Hansen’s book doesn’t address agriculture, just presents the basic science. Goodland and Anhang argue that livestock is responsible for 51% of all human-caused greenhouse gas emissions, and “Chomping Climate Change” is a web site dedicated to furthering this thesis. Ruddiman’s book argues that, because of land use (and cows), climate change was already underway even before the industrial revolution started.
Goodland, Robert and Anhang, Jeff. “Livestock and Climate Change,” WorldWatch Nov.–Dec. 2009. Online at http://www.worldwatch.org/node/6294
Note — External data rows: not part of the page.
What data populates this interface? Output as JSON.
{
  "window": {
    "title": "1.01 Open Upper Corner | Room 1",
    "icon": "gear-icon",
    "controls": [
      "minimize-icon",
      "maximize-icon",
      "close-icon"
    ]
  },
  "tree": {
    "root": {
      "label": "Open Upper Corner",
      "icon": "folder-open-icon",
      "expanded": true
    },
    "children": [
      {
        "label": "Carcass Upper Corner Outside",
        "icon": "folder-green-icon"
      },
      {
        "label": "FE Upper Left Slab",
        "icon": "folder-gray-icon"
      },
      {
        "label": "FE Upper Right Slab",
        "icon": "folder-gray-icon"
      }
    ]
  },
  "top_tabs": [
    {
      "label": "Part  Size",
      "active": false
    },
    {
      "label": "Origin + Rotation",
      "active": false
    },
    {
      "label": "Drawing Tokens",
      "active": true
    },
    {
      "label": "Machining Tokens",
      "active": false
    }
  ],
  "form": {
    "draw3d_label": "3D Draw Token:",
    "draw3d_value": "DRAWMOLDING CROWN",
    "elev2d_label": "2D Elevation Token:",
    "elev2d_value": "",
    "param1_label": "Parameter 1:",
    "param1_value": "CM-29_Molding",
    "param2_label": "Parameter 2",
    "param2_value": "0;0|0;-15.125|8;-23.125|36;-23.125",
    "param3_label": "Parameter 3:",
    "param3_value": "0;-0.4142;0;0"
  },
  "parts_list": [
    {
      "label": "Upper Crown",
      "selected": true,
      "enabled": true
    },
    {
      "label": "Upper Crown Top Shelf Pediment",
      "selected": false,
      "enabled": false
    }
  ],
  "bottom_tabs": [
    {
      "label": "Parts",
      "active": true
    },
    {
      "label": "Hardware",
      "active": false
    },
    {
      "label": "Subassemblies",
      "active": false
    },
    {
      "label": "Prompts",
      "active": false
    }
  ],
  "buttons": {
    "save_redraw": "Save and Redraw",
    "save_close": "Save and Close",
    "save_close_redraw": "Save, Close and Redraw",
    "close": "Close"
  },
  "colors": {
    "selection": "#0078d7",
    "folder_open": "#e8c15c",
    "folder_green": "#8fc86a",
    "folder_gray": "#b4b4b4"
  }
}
Hansen, James. Storms of my Grandchildren. The Truth About The Climate Catastrophe And Our Last Chance To Save Humanity. Bloomsbury, 2009.
Ruddiman, William F. Plows, Plagues, and Petroleum: How Humans Took Control of Climate. Princeton University Press, 2010.
Chomping Climate Change website — http://www.chompingclimatechange.org/
Doomer web sites
Convinced that we’re all doomed, and that the end is near? These web sites may push you over the edge.
The Automatic Earth — TheAutomaticEarth.com (Nicole Foss)
Cassandra’s Legacy — http://cassandralegacy.blogspot.it/ (Ugo Bardi’s web site)
Club Orlov — http://cluborlov.blogspot.com/ (Dmitri Orlov’s web site)
Our Finite World — OurFiniteWorld.com (Gail Tverberg)
Good luck and let me know of any questions you have (or possibly, a book or web site to be added). Some of this stuff is totally boring, but has some good information — you have to love the subject to get into it. I tried to insure that everything on the list has some redeeming value, and that the list was short enough to be useful.